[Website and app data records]
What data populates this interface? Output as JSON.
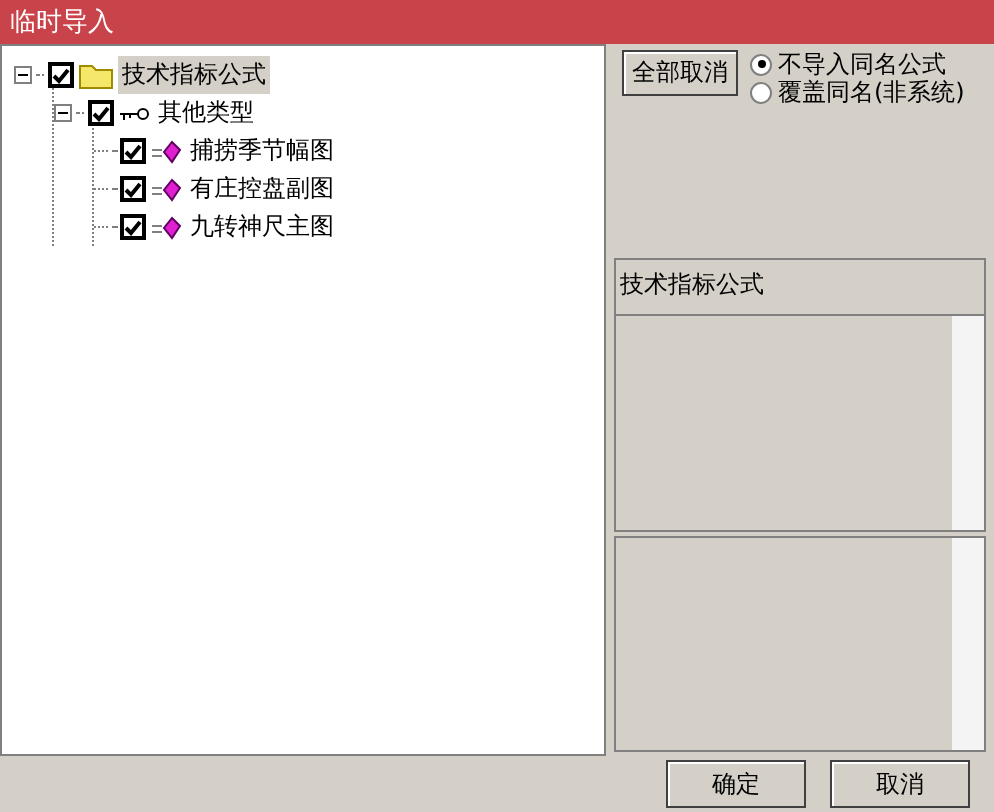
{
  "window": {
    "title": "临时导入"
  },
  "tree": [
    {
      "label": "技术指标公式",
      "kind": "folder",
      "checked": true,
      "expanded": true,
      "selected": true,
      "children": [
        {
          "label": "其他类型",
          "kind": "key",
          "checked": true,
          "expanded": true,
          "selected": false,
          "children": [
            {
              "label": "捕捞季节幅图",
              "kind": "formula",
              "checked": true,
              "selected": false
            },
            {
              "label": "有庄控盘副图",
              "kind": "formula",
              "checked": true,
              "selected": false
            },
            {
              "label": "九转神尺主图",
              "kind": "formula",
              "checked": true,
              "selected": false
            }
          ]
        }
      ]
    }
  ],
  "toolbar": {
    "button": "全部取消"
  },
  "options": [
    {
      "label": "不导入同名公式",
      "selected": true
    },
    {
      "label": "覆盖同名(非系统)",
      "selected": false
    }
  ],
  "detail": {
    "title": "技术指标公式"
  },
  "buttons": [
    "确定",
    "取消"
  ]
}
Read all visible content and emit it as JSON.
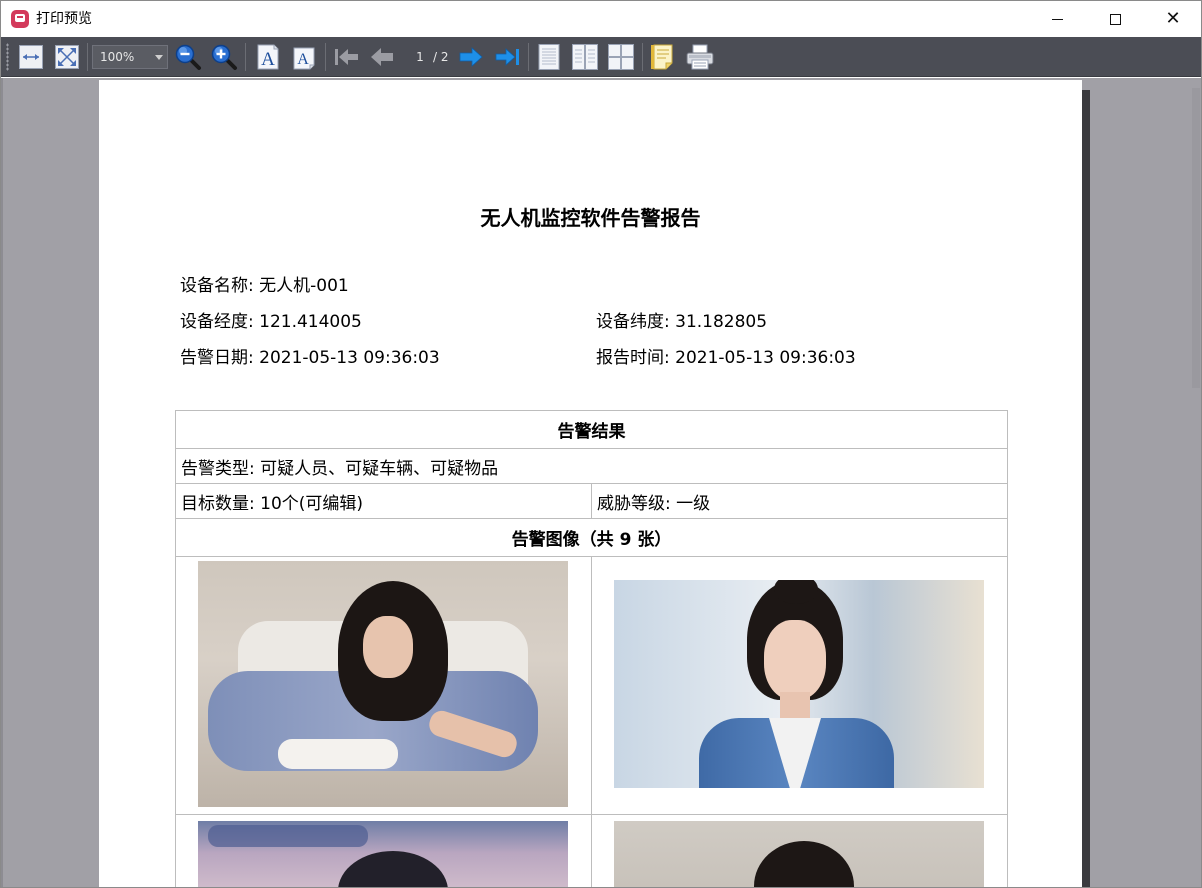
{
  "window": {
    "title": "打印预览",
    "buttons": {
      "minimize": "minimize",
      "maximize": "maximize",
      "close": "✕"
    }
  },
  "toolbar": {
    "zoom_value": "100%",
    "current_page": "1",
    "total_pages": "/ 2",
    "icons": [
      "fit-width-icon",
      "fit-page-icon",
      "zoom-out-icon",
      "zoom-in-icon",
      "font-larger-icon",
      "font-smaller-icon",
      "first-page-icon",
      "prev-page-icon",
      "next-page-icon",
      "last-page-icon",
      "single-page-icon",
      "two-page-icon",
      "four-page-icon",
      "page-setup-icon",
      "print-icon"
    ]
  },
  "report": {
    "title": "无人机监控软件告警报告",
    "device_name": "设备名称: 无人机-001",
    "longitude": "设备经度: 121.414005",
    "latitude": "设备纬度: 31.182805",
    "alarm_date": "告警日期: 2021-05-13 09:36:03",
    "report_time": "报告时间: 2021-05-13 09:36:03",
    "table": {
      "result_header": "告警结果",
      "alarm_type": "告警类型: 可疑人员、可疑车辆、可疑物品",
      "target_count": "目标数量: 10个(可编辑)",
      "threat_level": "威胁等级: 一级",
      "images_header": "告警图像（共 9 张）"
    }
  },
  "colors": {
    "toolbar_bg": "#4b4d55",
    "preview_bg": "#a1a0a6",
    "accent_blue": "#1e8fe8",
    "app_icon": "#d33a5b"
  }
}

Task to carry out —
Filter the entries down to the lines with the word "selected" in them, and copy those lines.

Response to this task —
      "selected": true,
          "selected": false,
              "selected": false
              "selected": false
              "selected": false
      "selected": true
      "selected": false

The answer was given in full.